This question is not simply about anthropologists who work with the military (although, of course, their intrusions put peoples [sic] lives in peril and are therefore much more likely to evoke emotion and passion from us). Some anthropologists who work for development organizations, non-military government agencies, conservation organizations, and the like transport Euro-American ideas about how people ought to live in the world and provide data that ends in cultural domination all the time. I keep wondering how these anthropologists working for the military are any different from anthropologists I know who work for conservation organizations that have as a goal the full-scale transformation of people’s socio-ecological ways of living and being in the world.xi
It was only a matter of weeks before the American Anthropology Association
weighed in with its own hefty report on the issue.
The AAA Commission’s Report
The final report of the American Anthropology Association’s cumbersomely christened Commission on the Engagement of Anthropology with the U.S. Security and Intelligence Communities was released on November 4, 2007.xii The report opened with candid recognition that “The longstanding habit in anthropology of making a divide between applied/practicing anthropological research and independent/academic anthropological research is challenged by their increasing meeting on the same grounds and research terrains.”xiii
Looking back over their shoulders, the commission members noted that the relationship between anthropologists and the military/intelligence services “varied, partly depending on the character of USA wars; World War II (a ‘good’ war) evoked patriotic service by anthropology while Vietnam (a ‘bad’ war) evoked condemnation by anthropology of service” by practitioners of the discipline.xiv Analogizing the War on Terror to the Cold War – both being periods of “low intensity but sustained conflict”xv--- the commission described Anthropology’s challenge as being “to define ethically defensible research in complex environments of collaboration.”xvi

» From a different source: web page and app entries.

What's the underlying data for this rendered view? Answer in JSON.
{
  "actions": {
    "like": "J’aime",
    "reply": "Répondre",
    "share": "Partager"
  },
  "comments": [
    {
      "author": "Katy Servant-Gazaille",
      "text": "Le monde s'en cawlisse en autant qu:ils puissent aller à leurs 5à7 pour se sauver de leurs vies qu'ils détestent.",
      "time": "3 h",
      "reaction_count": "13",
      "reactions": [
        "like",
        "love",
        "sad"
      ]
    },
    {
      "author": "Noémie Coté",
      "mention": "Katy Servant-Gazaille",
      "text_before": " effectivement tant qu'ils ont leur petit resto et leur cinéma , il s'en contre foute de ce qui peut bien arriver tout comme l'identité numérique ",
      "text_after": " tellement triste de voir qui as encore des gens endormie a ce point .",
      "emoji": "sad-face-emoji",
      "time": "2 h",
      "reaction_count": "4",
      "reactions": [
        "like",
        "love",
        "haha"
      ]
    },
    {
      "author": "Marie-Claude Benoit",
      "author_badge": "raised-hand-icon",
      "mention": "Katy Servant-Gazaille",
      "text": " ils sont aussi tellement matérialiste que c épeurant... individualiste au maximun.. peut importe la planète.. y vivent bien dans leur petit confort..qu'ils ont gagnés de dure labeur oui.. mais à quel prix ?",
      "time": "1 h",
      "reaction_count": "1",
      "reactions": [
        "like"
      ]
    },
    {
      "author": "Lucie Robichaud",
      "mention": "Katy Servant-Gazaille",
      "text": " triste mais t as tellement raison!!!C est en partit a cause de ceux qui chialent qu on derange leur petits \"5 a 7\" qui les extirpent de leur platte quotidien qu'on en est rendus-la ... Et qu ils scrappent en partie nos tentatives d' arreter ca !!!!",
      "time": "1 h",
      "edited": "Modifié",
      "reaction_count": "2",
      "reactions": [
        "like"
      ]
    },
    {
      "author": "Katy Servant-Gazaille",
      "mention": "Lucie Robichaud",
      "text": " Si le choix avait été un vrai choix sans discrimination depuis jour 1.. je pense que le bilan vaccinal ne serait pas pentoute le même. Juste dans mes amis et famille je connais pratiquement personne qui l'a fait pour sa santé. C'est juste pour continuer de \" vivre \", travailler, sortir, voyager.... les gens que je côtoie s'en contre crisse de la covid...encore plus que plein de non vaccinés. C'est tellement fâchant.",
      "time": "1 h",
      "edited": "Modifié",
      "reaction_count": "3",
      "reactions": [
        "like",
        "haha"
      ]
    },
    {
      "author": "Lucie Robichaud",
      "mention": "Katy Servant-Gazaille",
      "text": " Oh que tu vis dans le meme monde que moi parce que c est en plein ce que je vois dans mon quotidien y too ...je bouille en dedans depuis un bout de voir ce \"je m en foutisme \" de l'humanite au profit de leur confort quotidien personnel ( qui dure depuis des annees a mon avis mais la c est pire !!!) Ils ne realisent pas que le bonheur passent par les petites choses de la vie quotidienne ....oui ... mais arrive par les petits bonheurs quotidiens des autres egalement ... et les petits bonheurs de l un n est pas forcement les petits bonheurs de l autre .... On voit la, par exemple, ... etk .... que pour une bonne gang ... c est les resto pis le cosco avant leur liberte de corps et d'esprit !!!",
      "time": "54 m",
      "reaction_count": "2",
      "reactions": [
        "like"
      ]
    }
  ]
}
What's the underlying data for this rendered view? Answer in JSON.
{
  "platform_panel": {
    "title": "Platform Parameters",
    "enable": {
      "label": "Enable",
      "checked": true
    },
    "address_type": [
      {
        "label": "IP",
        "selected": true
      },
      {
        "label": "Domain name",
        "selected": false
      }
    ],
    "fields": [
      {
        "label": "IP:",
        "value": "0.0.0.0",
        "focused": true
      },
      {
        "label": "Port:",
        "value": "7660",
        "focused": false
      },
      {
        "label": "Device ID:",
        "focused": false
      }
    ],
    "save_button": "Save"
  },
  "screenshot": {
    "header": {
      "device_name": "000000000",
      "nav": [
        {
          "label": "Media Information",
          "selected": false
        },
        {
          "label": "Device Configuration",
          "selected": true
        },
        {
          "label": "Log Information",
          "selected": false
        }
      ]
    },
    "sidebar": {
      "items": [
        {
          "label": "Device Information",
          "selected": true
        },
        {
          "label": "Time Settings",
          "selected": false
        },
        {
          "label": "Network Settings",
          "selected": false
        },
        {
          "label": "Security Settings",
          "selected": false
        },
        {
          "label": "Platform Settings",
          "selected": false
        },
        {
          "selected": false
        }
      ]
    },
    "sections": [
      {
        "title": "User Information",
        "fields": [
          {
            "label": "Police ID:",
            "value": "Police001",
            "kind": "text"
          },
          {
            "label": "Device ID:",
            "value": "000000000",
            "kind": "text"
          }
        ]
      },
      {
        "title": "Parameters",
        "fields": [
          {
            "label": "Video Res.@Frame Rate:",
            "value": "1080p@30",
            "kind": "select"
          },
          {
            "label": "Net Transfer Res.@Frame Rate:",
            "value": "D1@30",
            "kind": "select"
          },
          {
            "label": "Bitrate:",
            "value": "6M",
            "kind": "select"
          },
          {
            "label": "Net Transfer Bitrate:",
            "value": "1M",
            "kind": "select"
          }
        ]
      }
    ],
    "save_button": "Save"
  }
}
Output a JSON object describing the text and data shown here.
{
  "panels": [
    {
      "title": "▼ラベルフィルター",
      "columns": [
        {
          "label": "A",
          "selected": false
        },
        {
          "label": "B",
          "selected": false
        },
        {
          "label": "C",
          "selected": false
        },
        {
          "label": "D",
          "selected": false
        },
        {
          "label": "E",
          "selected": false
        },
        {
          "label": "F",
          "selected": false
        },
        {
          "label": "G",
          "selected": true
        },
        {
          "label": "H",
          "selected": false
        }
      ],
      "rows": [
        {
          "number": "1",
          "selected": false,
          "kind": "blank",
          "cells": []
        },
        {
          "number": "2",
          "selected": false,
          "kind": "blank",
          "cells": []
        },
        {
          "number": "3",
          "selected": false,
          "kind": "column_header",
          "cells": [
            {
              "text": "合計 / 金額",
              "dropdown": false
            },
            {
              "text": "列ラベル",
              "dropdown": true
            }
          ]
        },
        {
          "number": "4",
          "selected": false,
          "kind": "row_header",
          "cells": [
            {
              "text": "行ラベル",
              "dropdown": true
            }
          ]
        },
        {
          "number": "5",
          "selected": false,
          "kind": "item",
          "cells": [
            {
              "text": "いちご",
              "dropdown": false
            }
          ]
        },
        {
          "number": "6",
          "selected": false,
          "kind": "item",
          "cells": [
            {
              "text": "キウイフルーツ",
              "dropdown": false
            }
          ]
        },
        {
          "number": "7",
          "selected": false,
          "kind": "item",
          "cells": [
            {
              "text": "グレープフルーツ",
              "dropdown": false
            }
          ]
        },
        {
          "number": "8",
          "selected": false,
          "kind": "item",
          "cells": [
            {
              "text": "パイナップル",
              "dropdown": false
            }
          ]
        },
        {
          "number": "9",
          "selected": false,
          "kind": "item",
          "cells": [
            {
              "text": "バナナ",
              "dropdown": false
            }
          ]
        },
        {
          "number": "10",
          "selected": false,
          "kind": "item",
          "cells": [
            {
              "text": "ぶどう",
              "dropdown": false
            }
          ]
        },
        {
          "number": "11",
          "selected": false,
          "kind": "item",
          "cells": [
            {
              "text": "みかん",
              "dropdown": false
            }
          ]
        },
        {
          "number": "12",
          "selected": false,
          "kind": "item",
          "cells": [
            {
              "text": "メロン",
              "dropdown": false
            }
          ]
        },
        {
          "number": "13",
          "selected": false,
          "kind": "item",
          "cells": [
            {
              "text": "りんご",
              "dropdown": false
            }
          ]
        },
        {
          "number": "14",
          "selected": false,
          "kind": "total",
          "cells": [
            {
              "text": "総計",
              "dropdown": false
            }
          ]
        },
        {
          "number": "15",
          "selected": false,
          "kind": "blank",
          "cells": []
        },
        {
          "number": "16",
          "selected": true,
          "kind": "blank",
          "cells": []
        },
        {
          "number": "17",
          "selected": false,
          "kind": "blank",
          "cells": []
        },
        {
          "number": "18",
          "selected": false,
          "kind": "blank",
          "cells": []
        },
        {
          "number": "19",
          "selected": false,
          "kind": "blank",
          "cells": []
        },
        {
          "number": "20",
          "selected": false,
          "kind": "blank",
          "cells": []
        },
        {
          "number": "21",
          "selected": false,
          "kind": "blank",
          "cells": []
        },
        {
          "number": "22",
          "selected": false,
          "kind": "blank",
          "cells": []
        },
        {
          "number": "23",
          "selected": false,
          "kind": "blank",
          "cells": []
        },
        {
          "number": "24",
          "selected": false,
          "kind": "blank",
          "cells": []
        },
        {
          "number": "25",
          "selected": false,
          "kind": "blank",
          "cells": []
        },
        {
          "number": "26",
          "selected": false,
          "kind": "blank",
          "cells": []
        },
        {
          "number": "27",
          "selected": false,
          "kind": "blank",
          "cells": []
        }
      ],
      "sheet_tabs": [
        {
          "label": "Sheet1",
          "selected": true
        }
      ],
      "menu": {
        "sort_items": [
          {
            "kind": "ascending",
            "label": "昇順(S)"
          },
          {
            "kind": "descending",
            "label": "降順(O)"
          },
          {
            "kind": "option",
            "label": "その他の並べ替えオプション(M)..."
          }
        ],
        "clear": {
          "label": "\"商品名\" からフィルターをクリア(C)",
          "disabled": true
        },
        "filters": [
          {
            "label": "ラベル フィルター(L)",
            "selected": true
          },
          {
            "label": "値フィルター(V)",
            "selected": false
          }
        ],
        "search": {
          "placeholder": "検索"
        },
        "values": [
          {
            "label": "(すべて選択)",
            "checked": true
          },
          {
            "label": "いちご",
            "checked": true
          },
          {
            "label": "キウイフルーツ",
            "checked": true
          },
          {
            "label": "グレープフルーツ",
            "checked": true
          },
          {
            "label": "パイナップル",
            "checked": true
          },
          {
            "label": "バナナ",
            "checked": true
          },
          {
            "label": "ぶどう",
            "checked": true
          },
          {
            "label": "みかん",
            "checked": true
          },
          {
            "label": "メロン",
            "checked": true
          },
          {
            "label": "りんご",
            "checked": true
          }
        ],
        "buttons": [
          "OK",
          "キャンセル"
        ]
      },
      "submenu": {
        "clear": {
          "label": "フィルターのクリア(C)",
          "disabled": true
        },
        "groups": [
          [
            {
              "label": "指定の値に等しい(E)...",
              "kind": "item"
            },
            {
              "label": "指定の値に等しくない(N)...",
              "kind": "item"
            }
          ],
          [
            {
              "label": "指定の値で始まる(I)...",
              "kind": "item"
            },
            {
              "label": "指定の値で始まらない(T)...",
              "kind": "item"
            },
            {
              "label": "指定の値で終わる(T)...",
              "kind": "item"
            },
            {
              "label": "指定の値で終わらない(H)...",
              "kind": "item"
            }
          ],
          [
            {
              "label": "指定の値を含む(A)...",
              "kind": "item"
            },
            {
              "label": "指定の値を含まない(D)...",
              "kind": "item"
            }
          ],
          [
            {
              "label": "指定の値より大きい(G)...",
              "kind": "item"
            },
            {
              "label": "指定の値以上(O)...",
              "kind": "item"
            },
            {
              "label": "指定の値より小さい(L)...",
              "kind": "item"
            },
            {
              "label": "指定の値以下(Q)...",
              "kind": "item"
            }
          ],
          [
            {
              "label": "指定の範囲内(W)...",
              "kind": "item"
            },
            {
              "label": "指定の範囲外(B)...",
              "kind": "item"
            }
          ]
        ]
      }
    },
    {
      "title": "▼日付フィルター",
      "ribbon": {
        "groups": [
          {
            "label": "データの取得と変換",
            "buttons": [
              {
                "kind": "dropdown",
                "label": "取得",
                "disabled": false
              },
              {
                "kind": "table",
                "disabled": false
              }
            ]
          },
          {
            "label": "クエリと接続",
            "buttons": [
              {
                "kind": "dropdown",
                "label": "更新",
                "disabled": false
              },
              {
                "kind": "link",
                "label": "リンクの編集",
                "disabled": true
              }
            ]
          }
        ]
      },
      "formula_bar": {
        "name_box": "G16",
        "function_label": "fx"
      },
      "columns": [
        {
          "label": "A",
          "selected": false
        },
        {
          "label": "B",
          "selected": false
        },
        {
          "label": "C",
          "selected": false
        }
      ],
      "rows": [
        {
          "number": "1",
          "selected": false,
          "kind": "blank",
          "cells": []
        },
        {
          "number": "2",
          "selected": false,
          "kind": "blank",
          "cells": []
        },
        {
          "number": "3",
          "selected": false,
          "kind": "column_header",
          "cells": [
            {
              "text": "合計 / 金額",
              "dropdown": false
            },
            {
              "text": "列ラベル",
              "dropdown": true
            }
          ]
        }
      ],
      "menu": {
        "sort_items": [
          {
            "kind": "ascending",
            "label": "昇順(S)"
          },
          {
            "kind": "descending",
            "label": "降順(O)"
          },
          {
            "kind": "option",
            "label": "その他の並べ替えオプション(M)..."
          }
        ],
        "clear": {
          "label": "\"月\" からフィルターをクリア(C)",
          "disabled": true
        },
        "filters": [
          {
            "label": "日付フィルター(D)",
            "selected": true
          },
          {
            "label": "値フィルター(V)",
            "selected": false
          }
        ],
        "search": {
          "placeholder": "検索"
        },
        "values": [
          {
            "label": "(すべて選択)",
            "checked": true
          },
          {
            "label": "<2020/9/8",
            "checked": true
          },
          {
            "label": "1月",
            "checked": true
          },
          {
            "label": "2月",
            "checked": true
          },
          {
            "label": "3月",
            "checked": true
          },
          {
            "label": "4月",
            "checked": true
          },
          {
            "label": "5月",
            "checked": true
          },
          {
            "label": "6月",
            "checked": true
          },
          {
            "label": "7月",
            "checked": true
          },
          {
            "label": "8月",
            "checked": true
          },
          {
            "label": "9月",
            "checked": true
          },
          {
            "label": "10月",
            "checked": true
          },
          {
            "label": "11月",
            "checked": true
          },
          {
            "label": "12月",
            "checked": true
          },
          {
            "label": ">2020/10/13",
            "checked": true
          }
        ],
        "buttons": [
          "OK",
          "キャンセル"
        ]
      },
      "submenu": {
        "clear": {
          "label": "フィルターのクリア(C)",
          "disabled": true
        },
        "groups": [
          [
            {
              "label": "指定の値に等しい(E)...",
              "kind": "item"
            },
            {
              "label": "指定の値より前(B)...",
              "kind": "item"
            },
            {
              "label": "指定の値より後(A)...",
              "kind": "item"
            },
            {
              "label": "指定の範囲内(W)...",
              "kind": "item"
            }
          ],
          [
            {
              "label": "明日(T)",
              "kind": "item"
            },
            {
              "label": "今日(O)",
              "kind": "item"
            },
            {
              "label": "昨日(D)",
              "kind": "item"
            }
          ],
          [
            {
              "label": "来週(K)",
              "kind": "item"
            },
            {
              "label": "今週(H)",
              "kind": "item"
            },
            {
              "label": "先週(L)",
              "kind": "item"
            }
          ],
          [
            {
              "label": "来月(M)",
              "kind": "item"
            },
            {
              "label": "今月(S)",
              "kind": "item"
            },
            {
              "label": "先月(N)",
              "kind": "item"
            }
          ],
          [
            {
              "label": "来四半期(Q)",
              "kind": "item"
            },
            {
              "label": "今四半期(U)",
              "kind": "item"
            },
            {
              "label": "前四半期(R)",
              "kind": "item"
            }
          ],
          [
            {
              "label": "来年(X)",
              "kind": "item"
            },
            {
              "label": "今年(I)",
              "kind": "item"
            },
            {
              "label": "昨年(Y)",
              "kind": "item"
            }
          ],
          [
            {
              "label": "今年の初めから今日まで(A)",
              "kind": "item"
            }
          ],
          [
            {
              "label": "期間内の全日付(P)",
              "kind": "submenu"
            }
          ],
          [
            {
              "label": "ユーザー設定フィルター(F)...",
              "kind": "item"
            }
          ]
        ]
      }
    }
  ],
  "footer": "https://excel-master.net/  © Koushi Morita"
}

The commission rightly spun off a Practitioner Subcommittee charged with ascertaining just what anthropologists working with military and intelligence organizations are doing. The subcommittee identified 35 potential subjects and interviewed 18 of these. Some of the report’s resulting recommendations are:
Encourage continued openness and civil discourse on the issue of engagement with security institutions, among AAA members. It is unacceptable to demonize people who have chosen career paths in the national security community, simply because of their political viewpoints, choice of employer, or other affiliation. In a professional academic society like the AAA, civil discourse and respectful exchange should be the norm, while closed minds are unacceptable. We encourage members to continue thoughtful and long-term public discussion of the ethical nuances of engagement in print fora; for example, by publishing articles in such venues as Anthropology News.
The concept of informed consent including multiple settings in which it may be compromised, undermined, or rendered impossible to obtain: In particular, develop specific language regarding work with vulnerable populations and contexts in which consent may not be free, voluntary, or non-coerced.
Work transparently: Everyone involved needs to know who you are, what you are doing, what your goals are, and who will have access and when to the information you are given (and what form this information will be in). Do not participate in funding programs that will not publicly disclose sources of funding.
Do no harm: Take the actions you need to take to make sure your work harms no one directly and, to the extent possible, indirectly.
Be clear about your responsibilities: Work through and communicate to all involved to whom you are primarily responsible, and for what.
Publish your work: Make sure to share the results of your work publicly to the extent possible.